Prompt
Every record must be copied exactly, from first line to last.

Entries from a dataset of interfaces
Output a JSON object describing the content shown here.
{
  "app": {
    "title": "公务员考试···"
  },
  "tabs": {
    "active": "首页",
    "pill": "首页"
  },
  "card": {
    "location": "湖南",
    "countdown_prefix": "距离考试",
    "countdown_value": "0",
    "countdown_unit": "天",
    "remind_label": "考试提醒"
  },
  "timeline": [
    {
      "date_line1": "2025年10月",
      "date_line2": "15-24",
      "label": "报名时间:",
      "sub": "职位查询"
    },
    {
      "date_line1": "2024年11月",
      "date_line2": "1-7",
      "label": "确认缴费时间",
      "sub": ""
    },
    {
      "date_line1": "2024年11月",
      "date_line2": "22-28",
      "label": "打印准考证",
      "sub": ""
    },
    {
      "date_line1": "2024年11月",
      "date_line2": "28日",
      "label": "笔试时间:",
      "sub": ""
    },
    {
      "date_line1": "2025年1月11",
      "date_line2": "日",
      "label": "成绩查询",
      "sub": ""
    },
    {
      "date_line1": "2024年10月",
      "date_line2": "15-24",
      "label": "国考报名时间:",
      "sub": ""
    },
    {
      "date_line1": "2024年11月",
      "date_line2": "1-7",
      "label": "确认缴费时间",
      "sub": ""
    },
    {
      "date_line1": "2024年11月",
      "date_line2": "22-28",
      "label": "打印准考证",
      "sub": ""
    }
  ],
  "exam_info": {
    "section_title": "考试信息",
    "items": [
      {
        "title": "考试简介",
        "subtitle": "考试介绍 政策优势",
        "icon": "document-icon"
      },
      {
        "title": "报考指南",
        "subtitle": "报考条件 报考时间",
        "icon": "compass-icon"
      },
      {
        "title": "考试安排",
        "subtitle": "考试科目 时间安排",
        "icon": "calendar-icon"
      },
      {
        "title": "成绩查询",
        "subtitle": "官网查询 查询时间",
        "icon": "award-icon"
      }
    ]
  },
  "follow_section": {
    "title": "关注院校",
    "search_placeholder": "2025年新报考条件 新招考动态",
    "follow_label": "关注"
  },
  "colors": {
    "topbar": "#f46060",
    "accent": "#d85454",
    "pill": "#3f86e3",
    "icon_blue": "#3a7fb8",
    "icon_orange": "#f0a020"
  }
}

The completed task
Output a JSON object describing the content shown here.
{
  "app": {
    "title": "公务员考试···"
  },
  "tabs": {
    "active": "首页",
    "pill": "首页"
  },
  "card": {
    "location": "湖南",
    "countdown_prefix": "距离考试",
    "countdown_value": "0",
    "countdown_unit": "天",
    "remind_label": "考试提醒"
  },
  "timeline": [
    {
      "date_line1": "2025年10月",
      "date_line2": "15-24",
      "label": "报名时间:",
      "sub": "职位查询"
    },
    {
      "date_line1": "2024年11月",
      "date_line2": "1-7",
      "label": "确认缴费时间",
      "sub": ""
    },
    {
      "date_line1": "2024年11月",
      "date_line2": "22-28",
      "label": "打印准考证",
      "sub": ""
    },
    {
      "date_line1": "2024年11月",
      "date_line2": "28日",
      "label": "笔试时间:",
      "sub": ""
    },
    {
      "date_line1": "2025年1月11",
      "date_line2": "日",
      "label": "成绩查询",
      "sub": ""
    },
    {
      "date_line1": "2024年10月",
      "date_line2": "15-24",
      "label": "国考报名时间:",
      "sub": ""
    },
    {
      "date_line1": "2024年11月",
      "date_line2": "1-7",
      "label": "确认缴费时间",
      "sub": ""
    },
    {
      "date_line1": "2024年11月",
      "date_line2": "22-28",
      "label": "打印准考证",
      "sub": ""
    }
  ],
  "exam_info": {
    "section_title": "考试信息",
    "items": [
      {
        "title": "考试简介",
        "subtitle": "考试介绍 政策优势",
        "icon": "document-icon"
      },
      {
        "title": "报考指南",
        "subtitle": "报考条件 报考时间",
        "icon": "compass-icon"
      },
      {
        "title": "考试安排",
        "subtitle": "考试科目 时间安排",
        "icon": "calendar-icon"
      },
      {
        "title": "成绩查询",
        "subtitle": "官网查询 查询时间",
        "icon": "award-icon"
      }
    ]
  },
  "follow_section": {
    "title": "关注院校",
    "search_placeholder": "2025年新报考条件 新招考动态",
    "follow_label": "关注"
  },
  "colors": {
    "topbar": "#f46060",
    "accent": "#d85454",
    "pill": "#3f86e3",
    "icon_blue": "#3a7fb8",
    "icon_orange": "#f0a020"
  }
}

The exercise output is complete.